_Task to carry out:_ No pictures should appear in the copy; otherwise retype the entries exactly.

_Supplied material:_

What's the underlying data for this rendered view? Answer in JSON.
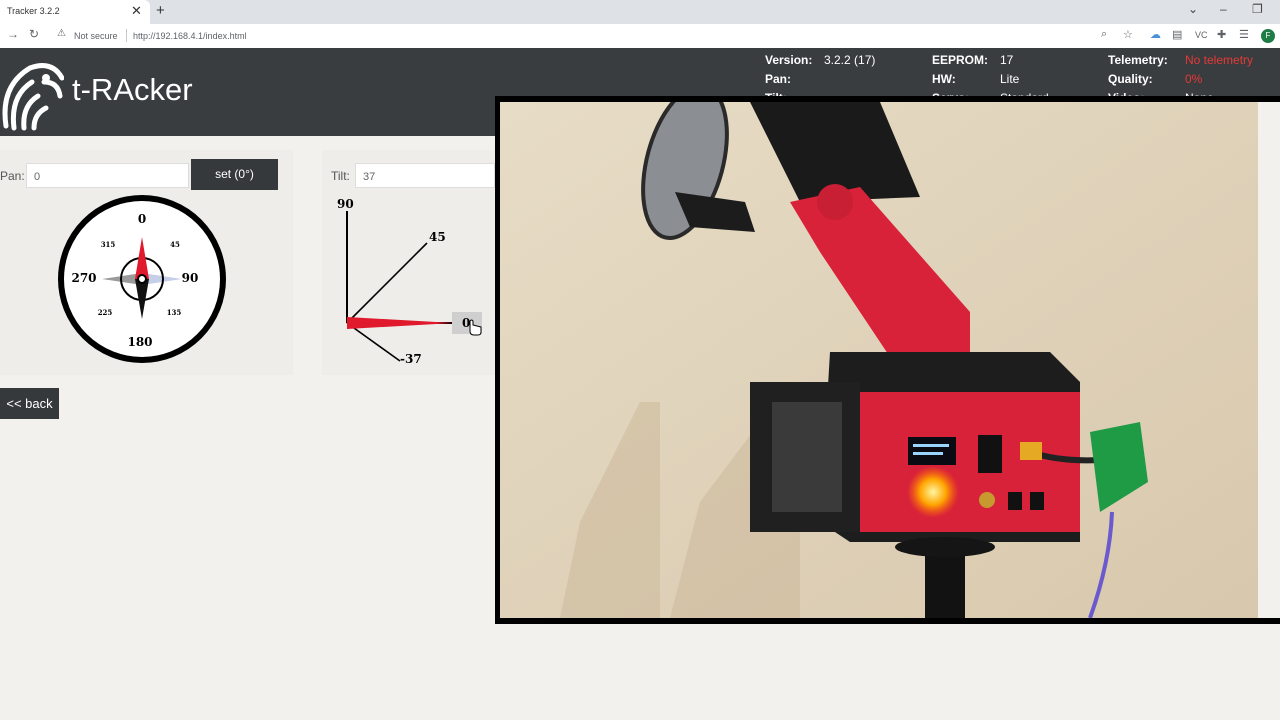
{
  "browser": {
    "tab_title": "Tracker 3.2.2",
    "close_glyph": "✕",
    "new_tab_glyph": "+",
    "not_secure": "Not secure",
    "url": "http://192.168.4.1/index.html",
    "profile_initial": "F"
  },
  "header": {
    "app_title": "t-RAcker",
    "info": {
      "version_label": "Version:",
      "version_value": "3.2.2 (17)",
      "eeprom_label": "EEPROM:",
      "eeprom_value": "17",
      "telemetry_label": "Telemetry:",
      "telemetry_value": "No telemetry",
      "pan_label": "Pan:",
      "hw_label": "HW:",
      "hw_value": "Lite",
      "quality_label": "Quality:",
      "quality_value": "0%",
      "tilt_label": "Tilt:",
      "servo_label": "Servo:",
      "servo_value": "Standard",
      "video_label": "Video:",
      "video_value": "None"
    }
  },
  "pan": {
    "label": "Pan:",
    "value": "0",
    "set_button": "set (0°)",
    "compass": {
      "n": "0",
      "e": "90",
      "s": "180",
      "w": "270",
      "ne": "45",
      "se": "135",
      "sw": "225",
      "nw": "315"
    },
    "heading_deg": 0
  },
  "tilt": {
    "label": "Tilt:",
    "value": "37",
    "marks": {
      "top": "90",
      "diag": "45",
      "zero": "0",
      "neg": "-37"
    },
    "angle_deg": 0
  },
  "back_button": "<< back",
  "colors": {
    "header_bg": "#3a3d40",
    "accent_red": "#e53935",
    "button_bg": "#36393c"
  },
  "icons": [
    "back-arrow-icon",
    "reload-icon",
    "warning-icon",
    "zoom-icon",
    "star-icon",
    "extensions-icon",
    "reading-list-icon",
    "parrot-logo-icon",
    "compass-needle-icon"
  ]
}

_Result for this exercise:_
What's the underlying data for this rendered view? Answer in JSON.
{
  "browser": {
    "tab_title": "Tracker 3.2.2",
    "close_glyph": "✕",
    "new_tab_glyph": "+",
    "not_secure": "Not secure",
    "url": "http://192.168.4.1/index.html",
    "profile_initial": "F"
  },
  "header": {
    "app_title": "t-RAcker",
    "info": {
      "version_label": "Version:",
      "version_value": "3.2.2 (17)",
      "eeprom_label": "EEPROM:",
      "eeprom_value": "17",
      "telemetry_label": "Telemetry:",
      "telemetry_value": "No telemetry",
      "pan_label": "Pan:",
      "hw_label": "HW:",
      "hw_value": "Lite",
      "quality_label": "Quality:",
      "quality_value": "0%",
      "tilt_label": "Tilt:",
      "servo_label": "Servo:",
      "servo_value": "Standard",
      "video_label": "Video:",
      "video_value": "None"
    }
  },
  "pan": {
    "label": "Pan:",
    "value": "0",
    "set_button": "set (0°)",
    "compass": {
      "n": "0",
      "e": "90",
      "s": "180",
      "w": "270",
      "ne": "45",
      "se": "135",
      "sw": "225",
      "nw": "315"
    },
    "heading_deg": 0
  },
  "tilt": {
    "label": "Tilt:",
    "value": "37",
    "marks": {
      "top": "90",
      "diag": "45",
      "zero": "0",
      "neg": "-37"
    },
    "angle_deg": 0
  },
  "back_button": "<< back",
  "colors": {
    "header_bg": "#3a3d40",
    "accent_red": "#e53935",
    "button_bg": "#36393c"
  },
  "icons": [
    "back-arrow-icon",
    "reload-icon",
    "warning-icon",
    "zoom-icon",
    "star-icon",
    "extensions-icon",
    "reading-list-icon",
    "parrot-logo-icon",
    "compass-needle-icon"
  ]
}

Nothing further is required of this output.